*On top of that, see if you can travel with someone who has status. At least you’ll have a shot at being bumped to the front of the (shorter) line.

5. Don’t follow the crowd: If your flight is canceled make sure you listen to the announcement carefully – there’s often a precious tidbit of information that most panicked travelers ignore – like an alternate flight you might be able make or a request that you rebook at the airline’s main check-in desk instead of the kiosk within the terminal.

*I totally lucked out by following this advice. I was traveling to Italy and flew into Bologna instead of Genova. Luckily (or unfortunately for many) there was a historically large storm that came through Germany and our flight was canceled. Over the loud speaker we were told where to go to rebook our flights. I was one of the first in line because I followed the directions. Needless to say, not everyone got where when wanted to go when they wanted to get there.

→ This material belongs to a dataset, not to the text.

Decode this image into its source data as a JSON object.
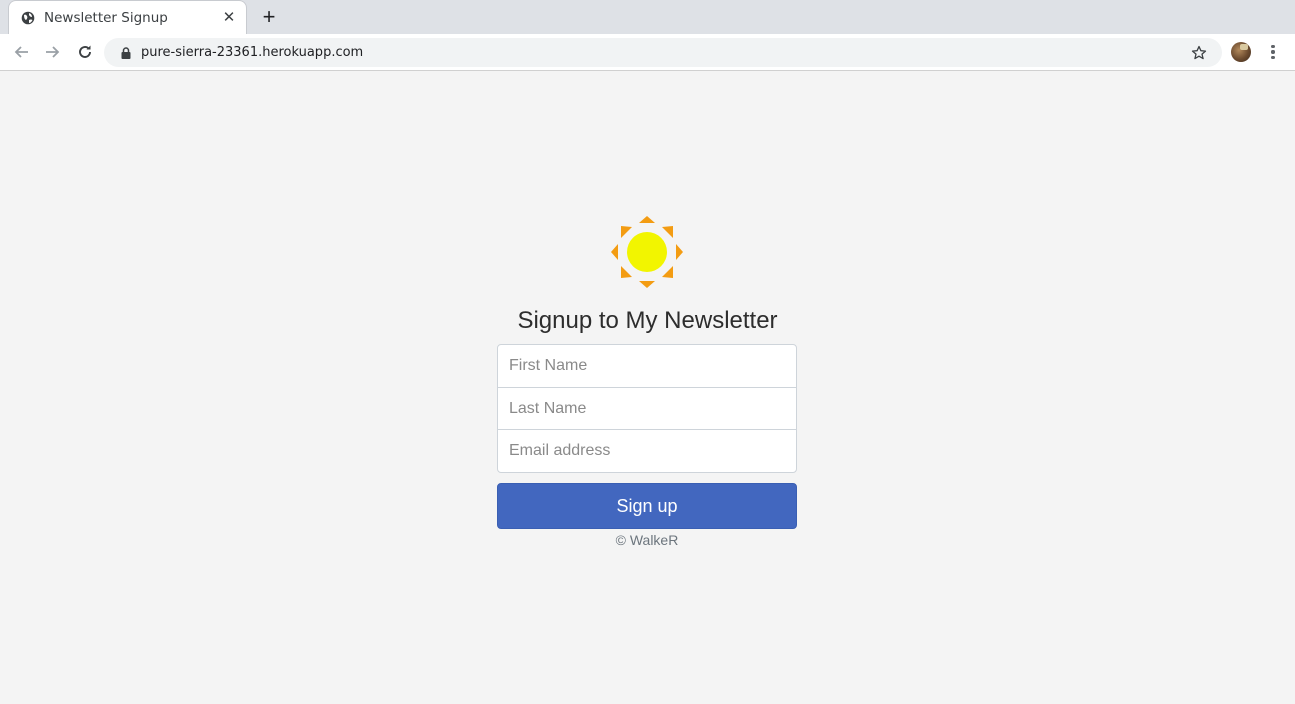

6. Smile and play nice: Having a flight canceled after waiting through hours of delays is heart wrenching and infuriating. You are not alone in your fury, but you can stand out and get home sooner by staying calm and charming your way onto a new flight. Airport employees get yelled at, abused, and threatened about a hundred times a day. Don’t underestimate the power of their special airline industry computers; they can work wonders if you ask nicely.

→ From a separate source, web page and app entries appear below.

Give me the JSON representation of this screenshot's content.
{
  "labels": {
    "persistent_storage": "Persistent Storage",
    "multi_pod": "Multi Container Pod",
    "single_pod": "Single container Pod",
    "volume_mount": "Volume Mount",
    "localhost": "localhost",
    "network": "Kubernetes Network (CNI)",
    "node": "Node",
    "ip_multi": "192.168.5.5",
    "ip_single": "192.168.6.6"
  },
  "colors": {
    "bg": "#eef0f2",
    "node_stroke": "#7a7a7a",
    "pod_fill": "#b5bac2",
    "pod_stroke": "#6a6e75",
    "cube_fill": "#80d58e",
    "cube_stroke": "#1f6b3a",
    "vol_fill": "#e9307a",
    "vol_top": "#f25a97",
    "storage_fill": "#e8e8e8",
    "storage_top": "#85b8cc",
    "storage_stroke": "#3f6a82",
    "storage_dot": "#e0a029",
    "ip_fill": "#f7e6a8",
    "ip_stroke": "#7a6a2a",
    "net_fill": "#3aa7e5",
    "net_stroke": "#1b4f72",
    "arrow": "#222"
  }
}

*Be nice. Remember, you don’t want to be yelled at when you’re at work either. You can’t more flies with honey than you do vinegar. Most likely there is someone who can help you, so why not be nice to them?

7. Just in case undies: Even the most cunning and organized traveler can’t win every time. Freezing rain in Chicago could mean flight delays all over the country. If you had to check your bag make sure you have a fresh pair of clothes and the essential toiletries. Being able to put on clean knickers and brush your teeth after spending the night using your laptop as a pillow will make you want to punch everyone in an airline uniform a lot less.

*If you’re going to teach at a dance event, bring a pair of dance shoes with you! Don’t chance it (like so many of us have done), because that one time you don’t, you’ll be stuck dancing in your snow boots like a tool. Learn from other people’s mistakes!!

8. Pack a snack: Not only is airport food expensive, but a lot of restaurants and shops close around 9 p.m. You do not want to be stuck in travel purgatory hungry, and by that we mean a dangerous state in which you are both hungry and angry at the same time. A bag of trail mix and a few granola bars are always good to have on hand.

*I travel with oatmeal at the very least. It’s relatively easy to find hot water (for free) from any of the coffee shops and because it comes in a cup, you already have something to make your oatmeal in. Rather genius if I do say so myself. Nuts are also good.

9. Baby wipes, Purell, Airborne: The travel trifecta of illness protection. There’s a reason why the expression “this place smells as fresh as LaGuardia” doesn’t exist. Airports are veritable petri dishes during the holidays so do your best to fortify yourself against the onslaught of germ stranger-danger.

*I’ll add mouth wash and or toothpaste. It never hurts to have fresh breath!

10. Be safe, Be smart: Scoundrels of all varieties lurk in airports – a $120 ticket is a small price to pay for a half dozen iPods, wallets galore, and perhaps a MacBook or two. Use your good sense, keep your stuff zipped up, and be prepared to pitch the mother of all hissy fits if someone gets all up in your business.

*I am fortunately enough that I have not had my stuff stolen, so I presume this is good advice. In general, be smart about what you’re doing and where you are going, and try try try to not look like a tourist. You make for such easy pickings!

Last bit of information that is invaluable as an international instructor (and probably traveler). Have an address and phone number of who is coming for you. I repeat: have an address and phone number of the person or hotel you are staying with. England in particular will put you through the ringer if you don’t have this. Going through customs is a serious deal, even if you are used to breezing through them. You only need to be caught once to get flagged, so always have that information on hand.